**Aim of the exercise**
Each line of the records below that contains "time" needs to be copied.

*** Source information Section Begins ***

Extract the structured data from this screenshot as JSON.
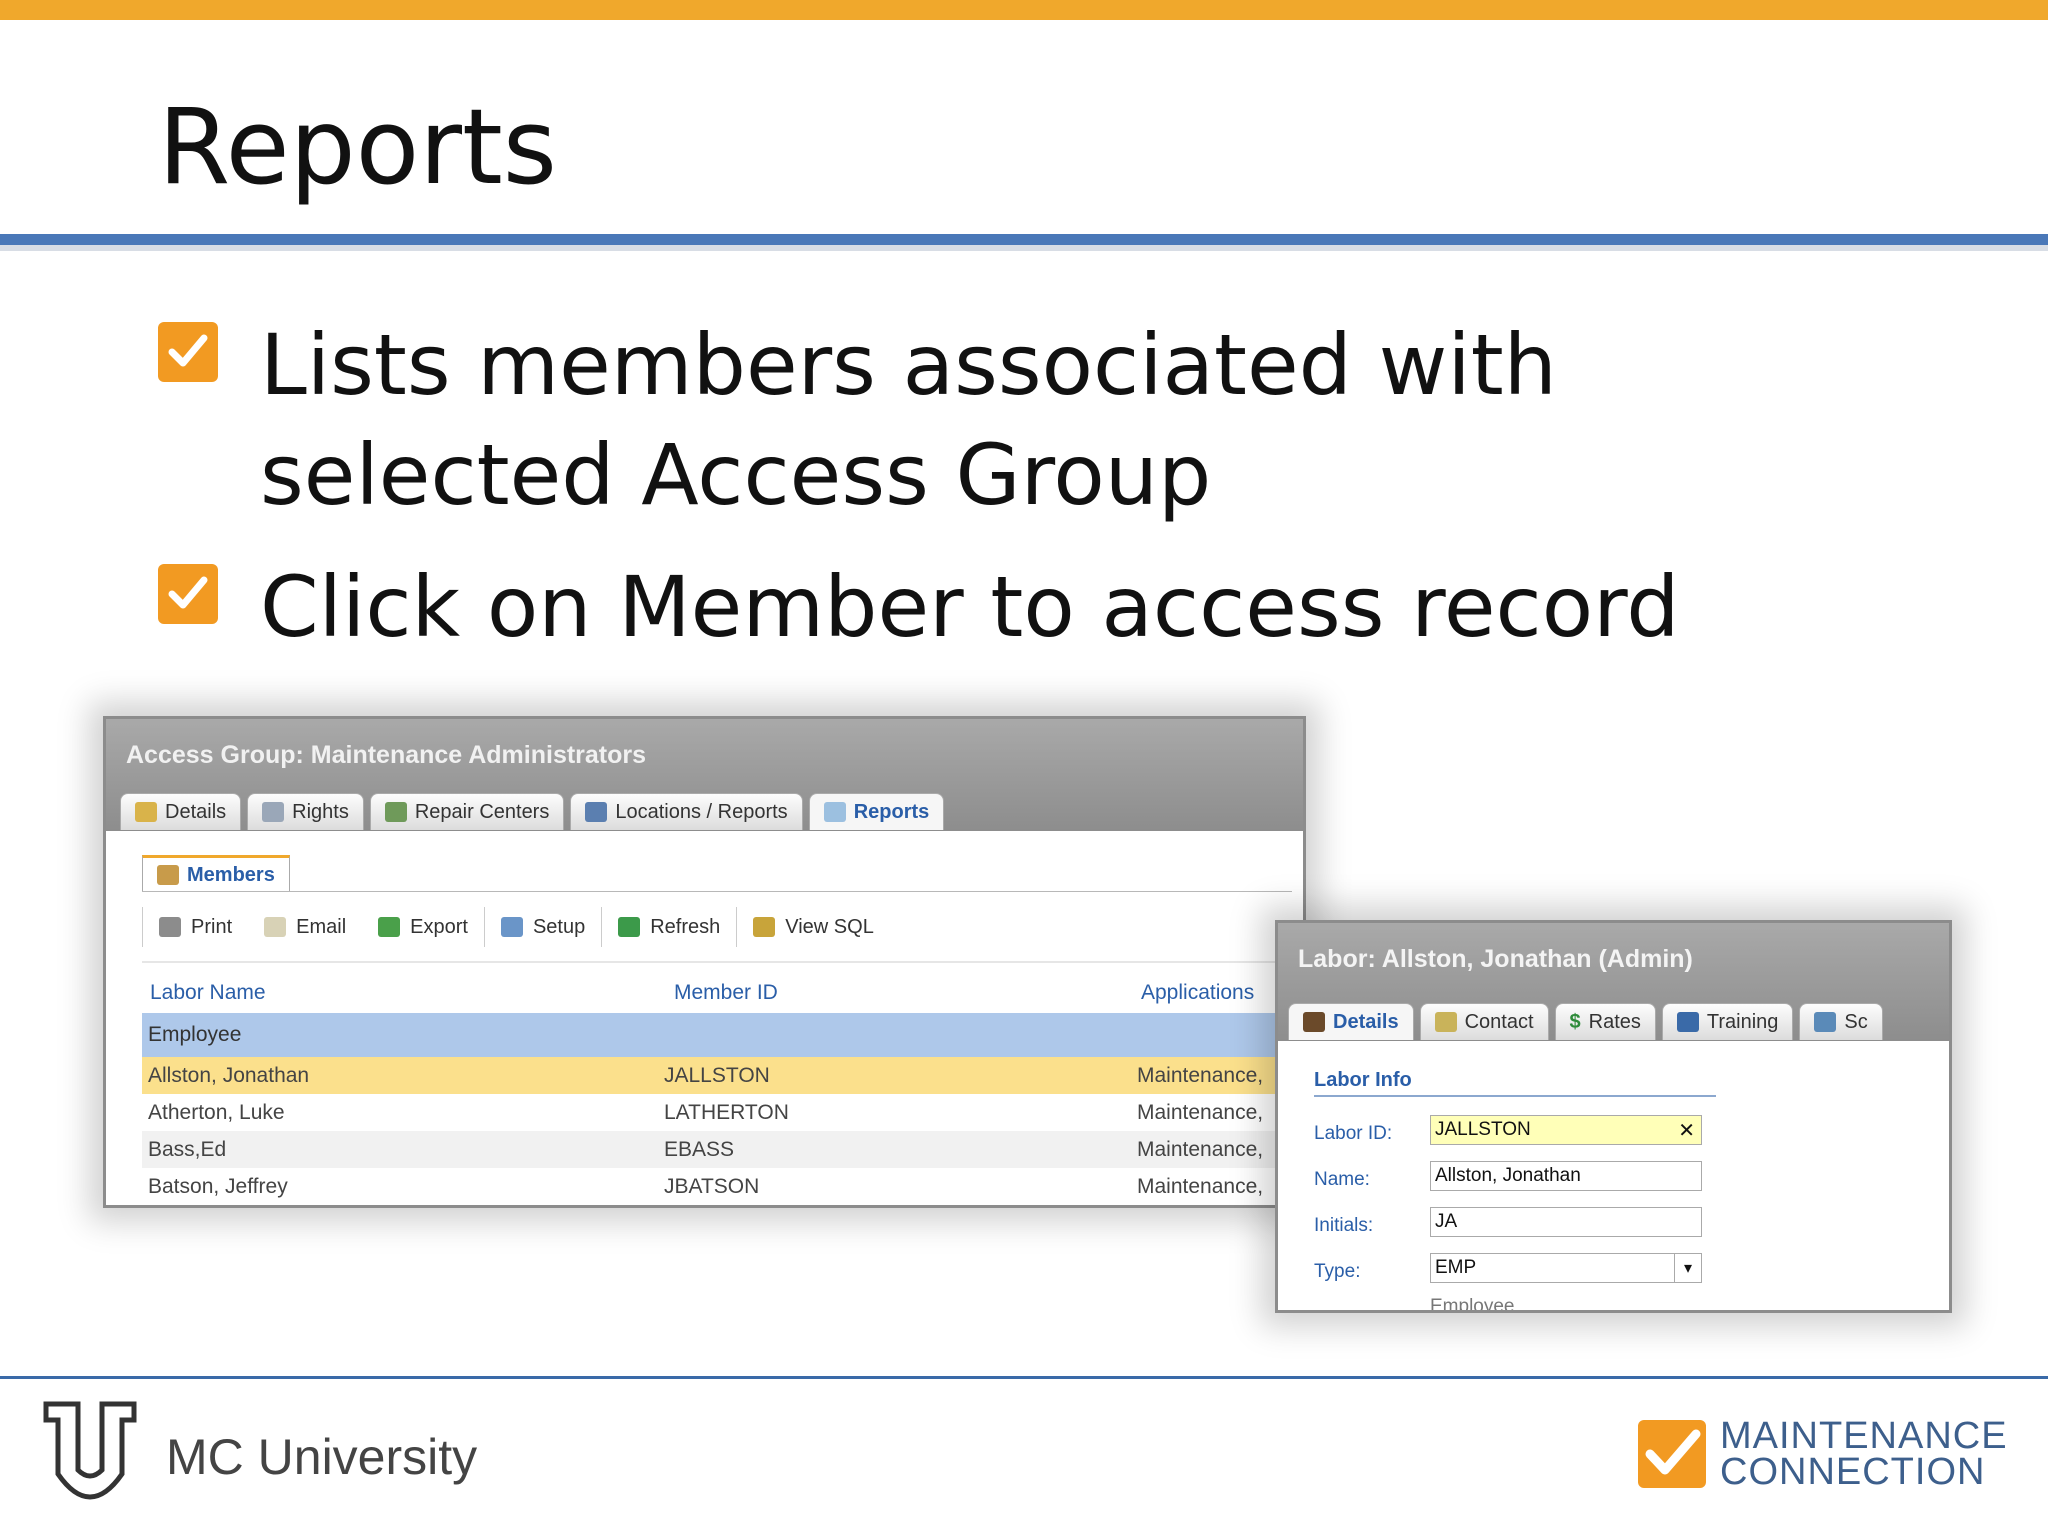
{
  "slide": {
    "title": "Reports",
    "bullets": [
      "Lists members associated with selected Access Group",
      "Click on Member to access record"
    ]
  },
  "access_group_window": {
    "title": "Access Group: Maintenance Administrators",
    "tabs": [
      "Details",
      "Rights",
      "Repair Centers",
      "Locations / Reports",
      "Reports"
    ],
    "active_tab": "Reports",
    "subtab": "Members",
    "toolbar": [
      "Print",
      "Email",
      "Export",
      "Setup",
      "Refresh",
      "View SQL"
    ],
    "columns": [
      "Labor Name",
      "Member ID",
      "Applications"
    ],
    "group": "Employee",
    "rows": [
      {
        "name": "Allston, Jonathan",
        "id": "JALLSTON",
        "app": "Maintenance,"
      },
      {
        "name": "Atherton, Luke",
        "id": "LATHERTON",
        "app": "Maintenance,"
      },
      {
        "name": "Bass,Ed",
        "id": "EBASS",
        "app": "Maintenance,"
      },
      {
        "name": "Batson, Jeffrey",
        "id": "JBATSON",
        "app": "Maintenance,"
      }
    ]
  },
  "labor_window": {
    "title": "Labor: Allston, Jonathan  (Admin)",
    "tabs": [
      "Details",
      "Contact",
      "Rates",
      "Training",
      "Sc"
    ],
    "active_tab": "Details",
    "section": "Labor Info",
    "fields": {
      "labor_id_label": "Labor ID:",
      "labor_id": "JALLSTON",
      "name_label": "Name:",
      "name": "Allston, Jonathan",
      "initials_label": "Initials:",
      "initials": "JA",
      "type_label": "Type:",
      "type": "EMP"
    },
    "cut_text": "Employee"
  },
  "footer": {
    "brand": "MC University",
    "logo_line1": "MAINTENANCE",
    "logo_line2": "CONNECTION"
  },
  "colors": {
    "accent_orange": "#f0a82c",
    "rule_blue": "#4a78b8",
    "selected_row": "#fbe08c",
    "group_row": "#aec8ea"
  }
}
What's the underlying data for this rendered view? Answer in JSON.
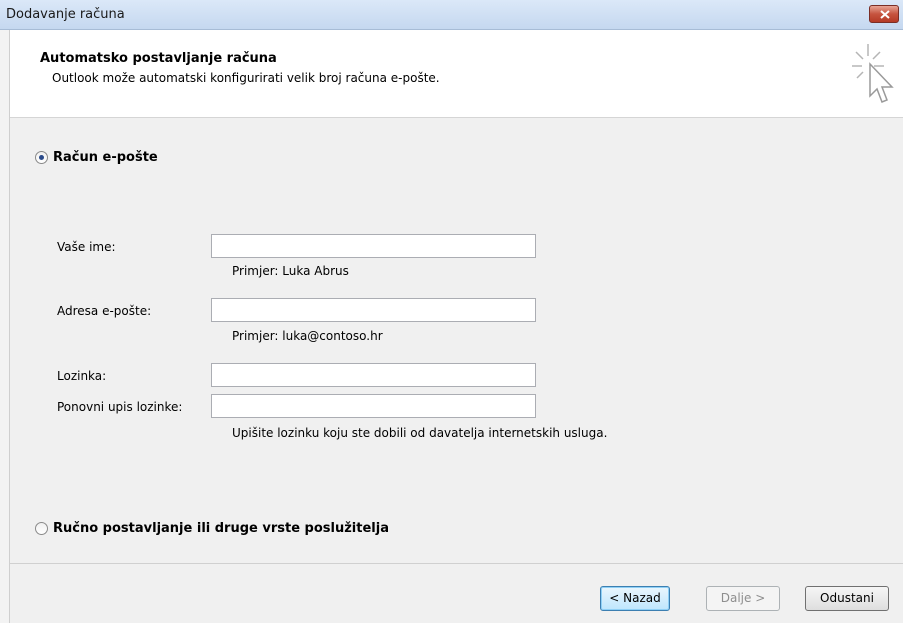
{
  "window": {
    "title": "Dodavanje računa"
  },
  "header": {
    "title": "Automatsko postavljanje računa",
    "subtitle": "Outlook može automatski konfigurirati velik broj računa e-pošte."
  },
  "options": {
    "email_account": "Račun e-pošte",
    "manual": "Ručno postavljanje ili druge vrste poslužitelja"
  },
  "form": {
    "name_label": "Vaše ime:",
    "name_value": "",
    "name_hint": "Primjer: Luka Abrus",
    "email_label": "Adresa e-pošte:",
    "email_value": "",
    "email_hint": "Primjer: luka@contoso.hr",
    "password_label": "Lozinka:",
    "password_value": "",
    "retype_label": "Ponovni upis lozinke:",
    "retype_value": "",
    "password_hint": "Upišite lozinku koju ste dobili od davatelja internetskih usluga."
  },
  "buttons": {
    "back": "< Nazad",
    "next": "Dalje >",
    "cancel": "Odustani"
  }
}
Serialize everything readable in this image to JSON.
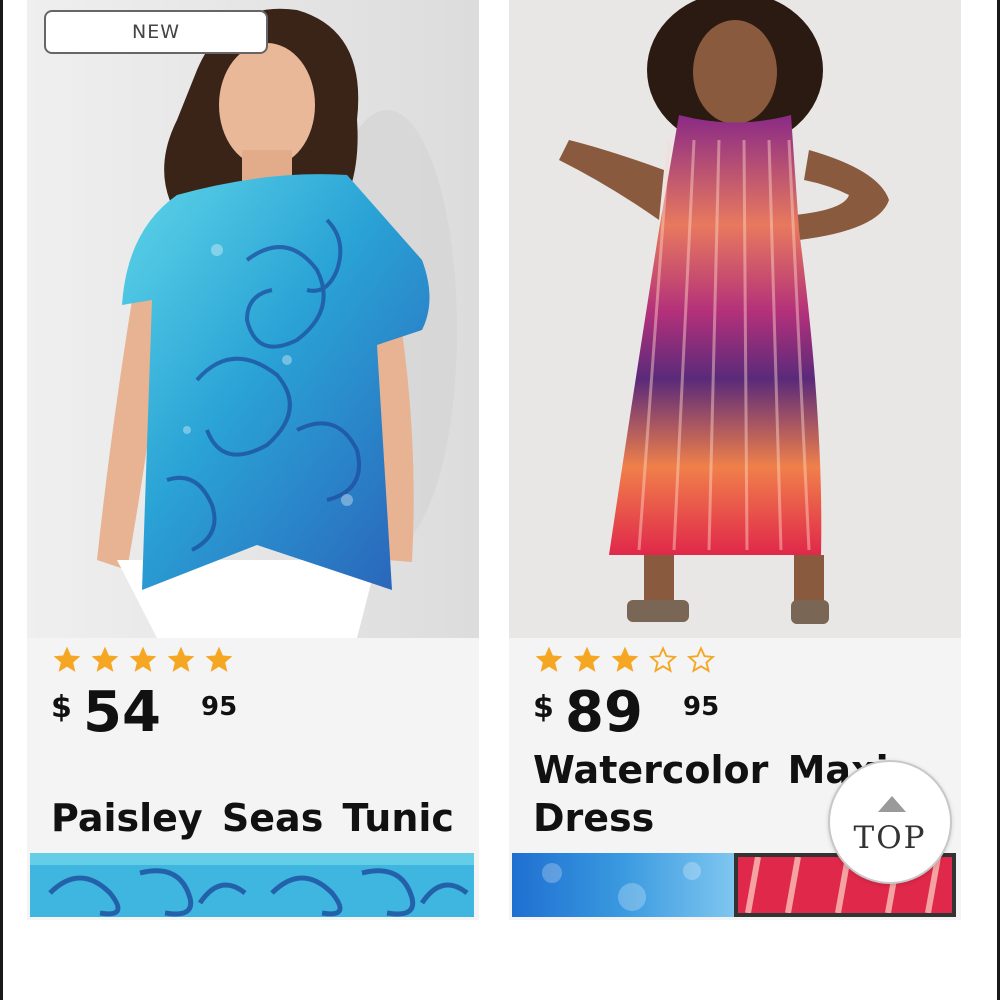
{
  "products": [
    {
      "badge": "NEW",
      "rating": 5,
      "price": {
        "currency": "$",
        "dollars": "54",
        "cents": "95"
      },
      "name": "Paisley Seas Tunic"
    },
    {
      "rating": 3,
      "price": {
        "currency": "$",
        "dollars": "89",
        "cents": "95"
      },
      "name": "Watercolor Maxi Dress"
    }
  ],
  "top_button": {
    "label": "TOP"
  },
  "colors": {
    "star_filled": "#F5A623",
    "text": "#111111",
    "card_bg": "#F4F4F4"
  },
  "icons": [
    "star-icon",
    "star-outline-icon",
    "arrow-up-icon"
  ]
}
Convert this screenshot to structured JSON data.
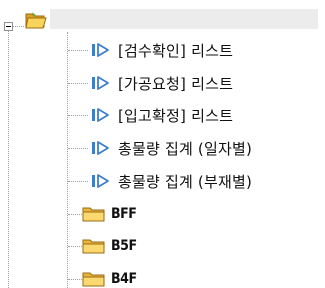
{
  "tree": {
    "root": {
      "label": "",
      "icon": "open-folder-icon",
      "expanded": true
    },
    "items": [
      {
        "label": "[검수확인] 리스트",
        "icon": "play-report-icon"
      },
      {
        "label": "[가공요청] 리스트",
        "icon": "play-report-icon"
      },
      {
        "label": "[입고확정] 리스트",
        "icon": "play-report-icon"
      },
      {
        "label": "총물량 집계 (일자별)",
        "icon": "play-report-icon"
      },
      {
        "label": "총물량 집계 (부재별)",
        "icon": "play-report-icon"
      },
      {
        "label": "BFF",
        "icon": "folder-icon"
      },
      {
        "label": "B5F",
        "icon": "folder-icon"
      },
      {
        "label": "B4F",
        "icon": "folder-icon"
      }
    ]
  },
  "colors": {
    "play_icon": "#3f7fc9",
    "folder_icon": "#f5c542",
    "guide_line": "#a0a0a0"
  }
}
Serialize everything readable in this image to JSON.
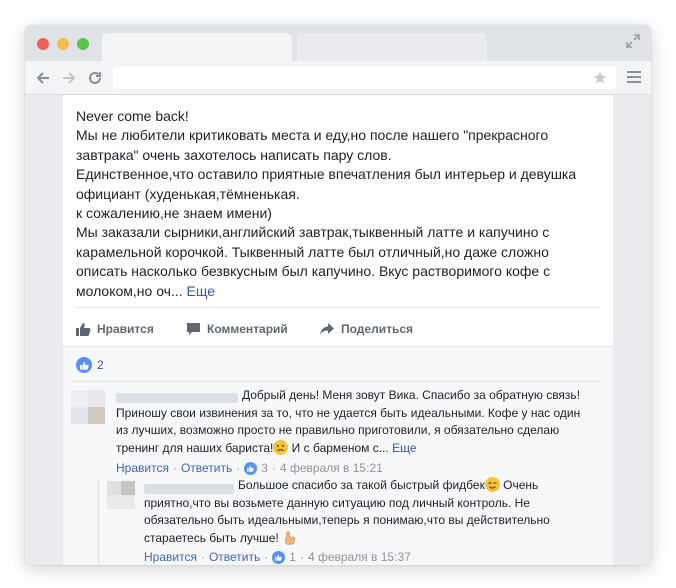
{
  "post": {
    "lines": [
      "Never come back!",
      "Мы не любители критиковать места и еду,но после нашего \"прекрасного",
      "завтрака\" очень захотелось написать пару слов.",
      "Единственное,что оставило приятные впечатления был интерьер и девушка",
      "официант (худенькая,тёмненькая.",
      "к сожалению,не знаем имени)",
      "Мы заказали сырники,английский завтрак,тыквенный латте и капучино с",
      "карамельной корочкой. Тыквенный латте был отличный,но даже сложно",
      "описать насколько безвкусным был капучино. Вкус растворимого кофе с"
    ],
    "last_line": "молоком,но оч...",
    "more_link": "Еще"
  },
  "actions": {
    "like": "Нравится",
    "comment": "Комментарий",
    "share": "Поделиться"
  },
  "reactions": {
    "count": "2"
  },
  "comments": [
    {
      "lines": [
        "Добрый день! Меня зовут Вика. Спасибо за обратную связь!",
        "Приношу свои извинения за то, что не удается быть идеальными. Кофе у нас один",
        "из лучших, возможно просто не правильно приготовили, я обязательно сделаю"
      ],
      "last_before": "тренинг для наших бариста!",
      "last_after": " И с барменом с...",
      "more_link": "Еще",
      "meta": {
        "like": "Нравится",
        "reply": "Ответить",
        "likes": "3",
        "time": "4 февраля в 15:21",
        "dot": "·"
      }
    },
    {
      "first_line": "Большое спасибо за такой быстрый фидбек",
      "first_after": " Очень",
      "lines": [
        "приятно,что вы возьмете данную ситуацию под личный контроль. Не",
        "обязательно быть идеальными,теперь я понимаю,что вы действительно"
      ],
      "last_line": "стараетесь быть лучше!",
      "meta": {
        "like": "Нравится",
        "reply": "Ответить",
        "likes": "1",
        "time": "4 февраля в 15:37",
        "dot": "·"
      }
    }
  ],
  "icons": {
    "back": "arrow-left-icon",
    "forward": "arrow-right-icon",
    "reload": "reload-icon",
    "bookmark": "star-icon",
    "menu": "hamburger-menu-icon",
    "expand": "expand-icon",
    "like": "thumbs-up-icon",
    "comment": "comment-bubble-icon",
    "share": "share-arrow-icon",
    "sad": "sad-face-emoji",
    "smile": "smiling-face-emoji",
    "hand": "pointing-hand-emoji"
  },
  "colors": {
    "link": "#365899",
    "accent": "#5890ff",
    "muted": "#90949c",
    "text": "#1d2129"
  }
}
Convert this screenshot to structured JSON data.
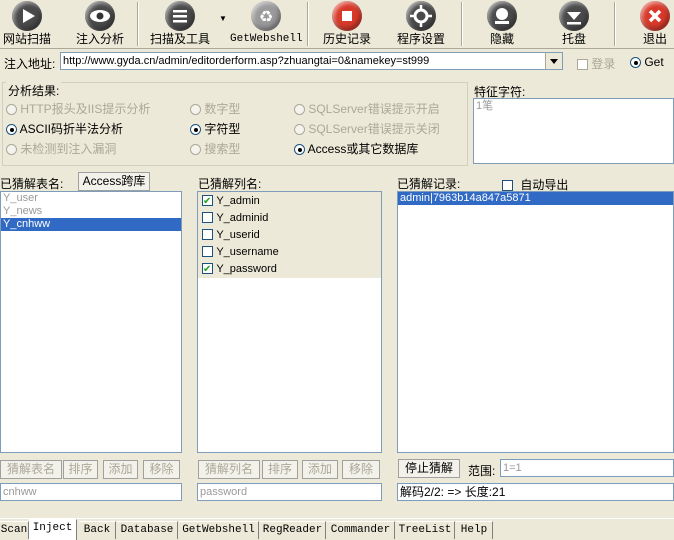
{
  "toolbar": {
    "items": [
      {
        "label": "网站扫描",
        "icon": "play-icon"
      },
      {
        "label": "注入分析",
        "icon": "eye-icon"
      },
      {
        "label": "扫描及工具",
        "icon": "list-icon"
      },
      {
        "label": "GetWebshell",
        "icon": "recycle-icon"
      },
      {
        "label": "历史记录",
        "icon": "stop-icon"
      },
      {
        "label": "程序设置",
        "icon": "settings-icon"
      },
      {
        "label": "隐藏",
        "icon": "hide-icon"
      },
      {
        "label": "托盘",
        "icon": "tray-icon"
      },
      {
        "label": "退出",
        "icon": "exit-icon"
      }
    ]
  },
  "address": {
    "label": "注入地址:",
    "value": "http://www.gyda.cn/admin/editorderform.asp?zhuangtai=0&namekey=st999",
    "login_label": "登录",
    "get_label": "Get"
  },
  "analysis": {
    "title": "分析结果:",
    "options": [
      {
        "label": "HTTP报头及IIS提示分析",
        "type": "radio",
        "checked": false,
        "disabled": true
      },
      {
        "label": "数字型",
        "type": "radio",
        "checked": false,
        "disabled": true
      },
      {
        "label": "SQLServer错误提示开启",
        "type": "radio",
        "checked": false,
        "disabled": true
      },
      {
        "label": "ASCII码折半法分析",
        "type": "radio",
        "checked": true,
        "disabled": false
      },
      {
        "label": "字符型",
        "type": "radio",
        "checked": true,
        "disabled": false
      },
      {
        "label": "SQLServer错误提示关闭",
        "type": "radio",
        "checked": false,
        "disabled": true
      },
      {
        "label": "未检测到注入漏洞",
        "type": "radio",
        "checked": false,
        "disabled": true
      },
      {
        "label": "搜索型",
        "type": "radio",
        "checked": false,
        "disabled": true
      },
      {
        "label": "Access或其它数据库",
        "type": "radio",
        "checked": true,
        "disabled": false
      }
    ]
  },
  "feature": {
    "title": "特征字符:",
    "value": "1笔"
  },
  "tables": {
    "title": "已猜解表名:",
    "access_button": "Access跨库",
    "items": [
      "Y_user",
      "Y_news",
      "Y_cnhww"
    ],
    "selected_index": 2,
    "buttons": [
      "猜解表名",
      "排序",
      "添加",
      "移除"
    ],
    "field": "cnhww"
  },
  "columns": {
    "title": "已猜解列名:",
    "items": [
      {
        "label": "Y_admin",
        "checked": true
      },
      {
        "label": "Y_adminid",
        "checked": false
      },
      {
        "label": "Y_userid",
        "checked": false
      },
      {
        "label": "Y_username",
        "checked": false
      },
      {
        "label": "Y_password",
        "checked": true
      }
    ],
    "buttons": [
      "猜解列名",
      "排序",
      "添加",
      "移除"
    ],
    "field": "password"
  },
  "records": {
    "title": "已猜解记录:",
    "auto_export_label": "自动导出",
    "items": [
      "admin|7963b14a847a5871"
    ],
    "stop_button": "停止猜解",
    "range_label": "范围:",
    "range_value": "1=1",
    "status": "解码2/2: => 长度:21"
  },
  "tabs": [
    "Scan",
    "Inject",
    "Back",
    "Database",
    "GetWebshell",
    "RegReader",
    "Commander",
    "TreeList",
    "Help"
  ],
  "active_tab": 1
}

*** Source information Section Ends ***

**Worked solution**
        "time": "4 февраля в 15:21",
        "time": "4 февраля в 15:37",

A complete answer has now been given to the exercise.